Bo Wen, a former scientist at Johns Hopkins, left the United… (Handout photo )
BETHESDA — — Scientists at the nation's leading research institutions are warning that continued uncertainty over federal funding could lead to a brain drain that will undermine the country's global status in medicine.
With funding at the National Institutes of Health stagnant since 2003 and other countries increasing research spending, some scientists have chosen to work overseas rather than endure what they expect will be a years-long wait for the grants they need to launch their careers in the United States.
Experts discussed the threat as federal agencies brace for $85 billion in across-the-board spending cuts known as sequestration. The reductions will begin Friday unless Congress and the White House reach a deal to delay them — an outcome that appears increasingly unlikely.
At the NIH, which is responsible for more than 80 percent of federal biomedical research funding, sequestration would take a $1.5 billion chunk out of a $31 billion budget. That could slow research on cancer, Alzheimer's and other illnesses, said the agency's director, Francis S. Collins.
It would also exacerbate funding challenges that many scientists already face.
"If you're talking to a young researcher who has lots of ideas and they hear that if you're willing to take your research to China or India or Brazil ... the support is much stronger, that sounds pretty appealing," Collins said. He described the problem of scientists leaving as "modest, but growing."
Funding for the NIH has remained mostly flat over the past decade as medical costs rose, reducing the agency's purchasing power by nearly 20 percent since 2003. The problem has affected about 325,000 scientists at research powerhouses, including Johns Hopkins Medicine and the University of Maryland School of Medicine, both of which rely on NIH grants.
The effective reductions meant that just 18 percent of researchers who applied for an NIH grant in 2012 received one, down from 30 percent in 2003. The average age of scientists receiving their first grant has risen from 34 in 1970 to 44 last year, according to NIH data.
Paul Matsudaira spent 24 years at the Massachusetts Institute of Technology before taking a job in 2009 running the Department of Biological Sciences at the National University of Singapore.
"Funding is getting tough, to the point that most U.S. researchers feel the granting review system is broken," the Seattle native said by email. "The sense is that if you get a grant, you're lucky."
Matsudaira, 60, said many factors informed his decision to leave. One was his concern that tighter budgets are forcing the NIH to award grants for less ambitious projects rather than forward-thinking, riskier science — the kind that is usually more likely to lead to breakthroughs.
In Singapore, he said, the research environment reminds him of how it used to be in the United States.
"There is a feeling of entrepreneurship, go-go, can do. There is the heady rush of taking a gamble," he said. "The grass is definitely greener on this side of the fence."
Japan spent about 3.5 percent of its gross domestic product on research and development last year, compared with 2.8 percent in the United States and 1.6 percent in China. But China, like Japan, has increased science spending over the past two years, while U.S. spending has remained flat. That includes spending by the government and private industry.

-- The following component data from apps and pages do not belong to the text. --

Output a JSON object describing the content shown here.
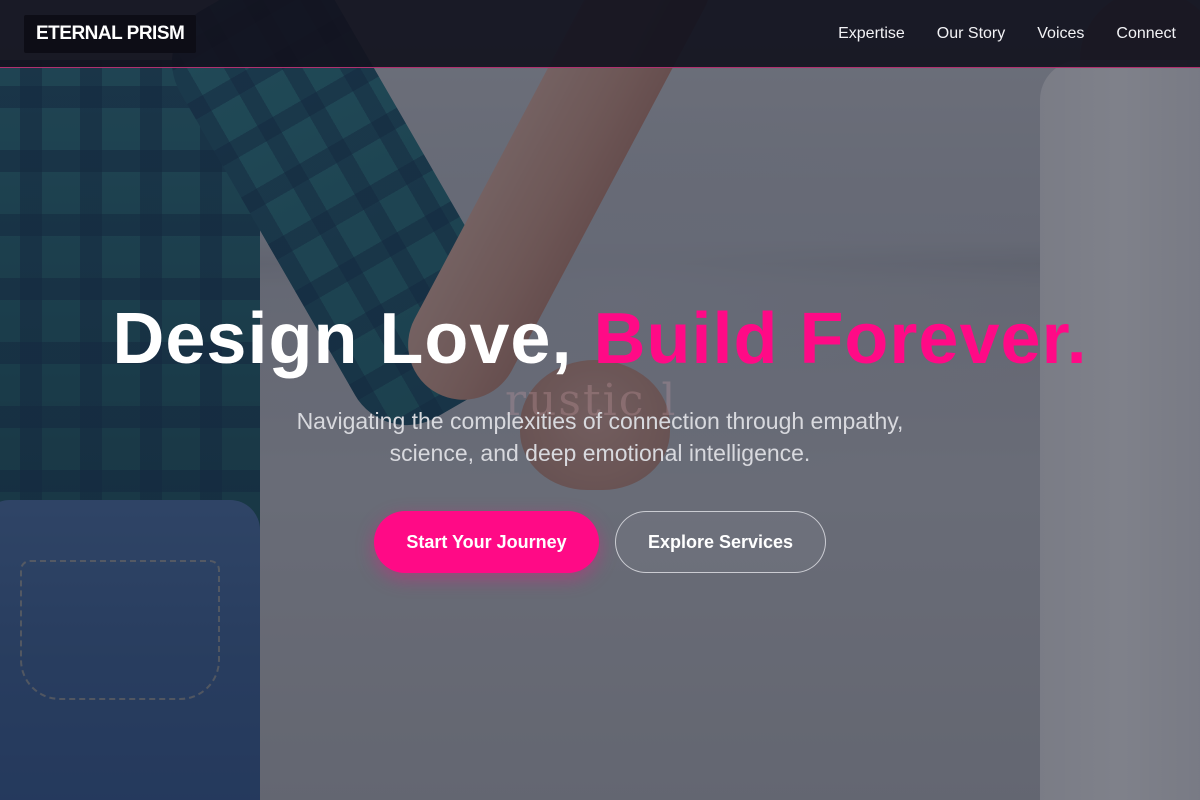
{
  "brand": {
    "logo_text": "ETERNAL PRISM"
  },
  "nav": {
    "items": [
      {
        "label": "Expertise"
      },
      {
        "label": "Our Story"
      },
      {
        "label": "Voices"
      },
      {
        "label": "Connect"
      }
    ]
  },
  "hero": {
    "headline_main": "Design Love, ",
    "headline_accent": "Build Forever.",
    "subtitle": "Navigating the complexities of connection through empathy, science, and deep emotional intelligence.",
    "primary_cta": "Start Your Journey",
    "secondary_cta": "Explore Services",
    "background_description": "couple holding hands on a beach",
    "watermark_text": "rustic l"
  },
  "colors": {
    "accent": "#ff0a86",
    "nav_background": "#12121e",
    "text_light": "#ffffff"
  }
}
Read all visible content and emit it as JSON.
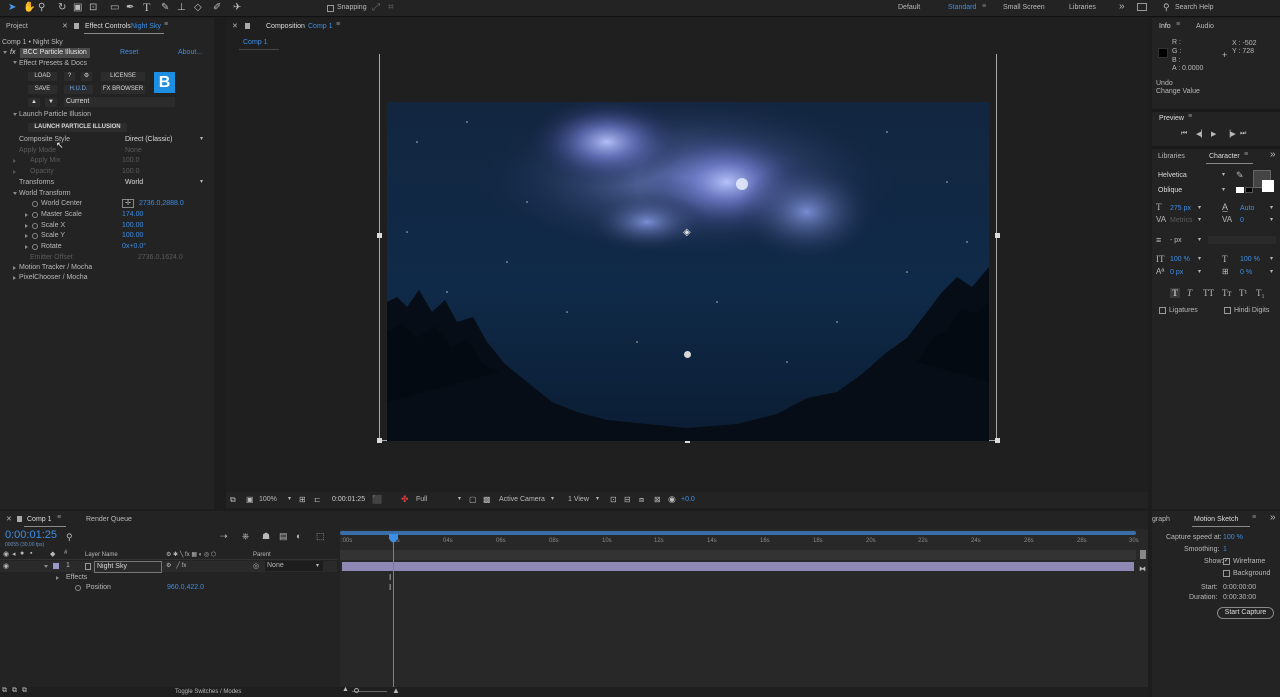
{
  "toolbar": {
    "snapping_label": "Snapping",
    "workspaces": [
      "Default",
      "Standard",
      "Small Screen",
      "Libraries"
    ],
    "search_placeholder": "Search Help"
  },
  "left_panel": {
    "tab_project": "Project",
    "tab_effect_controls": "Effect Controls",
    "tab_layer": "Night Sky",
    "breadcrumb": "Comp 1 • Night Sky",
    "effect": {
      "fx": "fx",
      "name": "BCC Particle Illusion",
      "reset": "Reset",
      "about": "About...",
      "presets_group": "Effect Presets & Docs",
      "btn_load": "LOAD",
      "btn_help": "?",
      "btn_gear": "⚙",
      "btn_license": "LICENSE",
      "btn_save": "SAVE",
      "btn_hud": "H.U.D.",
      "btn_fxbrowser": "FX BROWSER",
      "logo": "B",
      "current_label": "Current",
      "launch_group": "Launch Particle Illusion",
      "btn_launch": "LAUNCH PARTICLE ILLUSION",
      "composite_style_label": "Composite Style",
      "composite_style_value": "Direct (Classic)",
      "apply_mode_label": "Apply Mode",
      "apply_mode_value": "None",
      "apply_mix_label": "Apply Mix",
      "apply_mix_value": "100.0",
      "opacity_label": "Opacity",
      "opacity_value": "100.0",
      "transforms_label": "Transforms",
      "transforms_value": "World",
      "world_transform_group": "World Transform",
      "world_center_label": "World Center",
      "world_center_value": "2736.0,2888.0",
      "master_scale_label": "Master Scale",
      "master_scale_value": "174.00",
      "scale_x_label": "Scale X",
      "scale_x_value": "100.00",
      "scale_y_label": "Scale Y",
      "scale_y_value": "100.00",
      "rotate_label": "Rotate",
      "rotate_value": "0x+0.0°",
      "emitter_offset_label": "Emitter Offset",
      "emitter_offset_value": "2736.0,1624.0",
      "motion_tracker_group": "Motion Tracker / Mocha",
      "pixel_chooser_group": "PixelChooser / Mocha"
    }
  },
  "composition": {
    "tab_label": "Composition",
    "tab_comp": "Comp 1",
    "sub_tab": "Comp 1",
    "footer": {
      "zoom": "100%",
      "timecode": "0:00:01:25",
      "resolution": "Full",
      "camera": "Active Camera",
      "views": "1 View",
      "exposure": "+0.0"
    }
  },
  "right_panel": {
    "tab_info": "Info",
    "tab_audio": "Audio",
    "r_label": "R :",
    "g_label": "G :",
    "b_label": "B :",
    "a_label": "A :",
    "a_value": "0.0000",
    "x_coord": "X : -502",
    "y_coord": "Y : 728",
    "undo_label": "Undo",
    "undo_value": "Change Value",
    "preview_title": "Preview",
    "tab_libraries": "Libraries",
    "tab_character": "Character",
    "font_family": "Helvetica",
    "font_style": "Oblique",
    "font_size": "275 px",
    "leading": "Auto",
    "kerning": "Metrics",
    "tracking": "0",
    "stroke_width": "- px",
    "vert_scale": "100 %",
    "horiz_scale": "100 %",
    "baseline": "0 px",
    "tsume": "0 %",
    "ligatures": "Ligatures",
    "hindi_digits": "Hindi Digits",
    "text_style_buttons": [
      "T",
      "T",
      "TT",
      "Tт",
      "T¹",
      "T₁"
    ]
  },
  "timeline": {
    "tab_comp": "Comp 1",
    "tab_render": "Render Queue",
    "timecode": "0:00:01:25",
    "frame_info": "00055 (30.00 fps)",
    "col_layer_name": "Layer Name",
    "col_parent": "Parent",
    "layer_number": "1",
    "layer_name": "Night Sky",
    "layer_parent": "None",
    "effects_label": "Effects",
    "position_label": "Position",
    "position_value": "960.0,422.0",
    "ruler_ticks": [
      ":00s",
      "02s",
      "04s",
      "06s",
      "08s",
      "10s",
      "12s",
      "14s",
      "16s",
      "18s",
      "20s",
      "22s",
      "24s",
      "26s",
      "28s",
      "30s"
    ],
    "toggle_label": "Toggle Switches / Modes",
    "playhead_seconds": 1.83,
    "duration_seconds": 30
  },
  "motion_sketch": {
    "tab_graph": "graph",
    "tab_title": "Motion Sketch",
    "capture_speed_label": "Capture speed at:",
    "capture_speed_value": "100 %",
    "smoothing_label": "Smoothing:",
    "smoothing_value": "1",
    "show_label": "Show:",
    "wireframe_label": "Wireframe",
    "wireframe_checked": true,
    "background_label": "Background",
    "background_checked": false,
    "start_label": "Start:",
    "start_value": "0:00:00:00",
    "duration_label": "Duration:",
    "duration_value": "0:00:30:00",
    "start_capture": "Start Capture"
  },
  "colors": {
    "accent": "#3d8ee5",
    "panel": "#232323",
    "background": "#1d1d1d",
    "layer_bar": "#8d89b4"
  }
}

No one tracks how many scientists are leaving the United States and for what reasons. Despite dire warnings, officials at the NIH, the University of Maryland and a dozen advocacy groups struggled to identify scientists who had actually departed, though most eventually did find examples.
Four scientists interviewed for this article stressed that funding was only part of the reason for leaving. Many of the scientists who are leaving were born overseas and are returning to their native countries in part to be closer to family or because of complications with visas.
Biologist Bo Wen arrived at Hopkins in 2005 from Fudan University in Shanghai. Five years later, he returned to Fudan, where he now runs his own laboratory studying stem cell differentiation, or how cells become other types of cells. The research could lead to improvements in cell therapy and new drugs.
Wen, 38, said concerns over funding were about half the reason he returned to China, along with a desire to be nearer his family.
"It's really hard to get grants in the U.S., especially for foreigners like me," said Wen. "Scientists can't survive without grant money, [and] it is much easier for me to get research funding in China."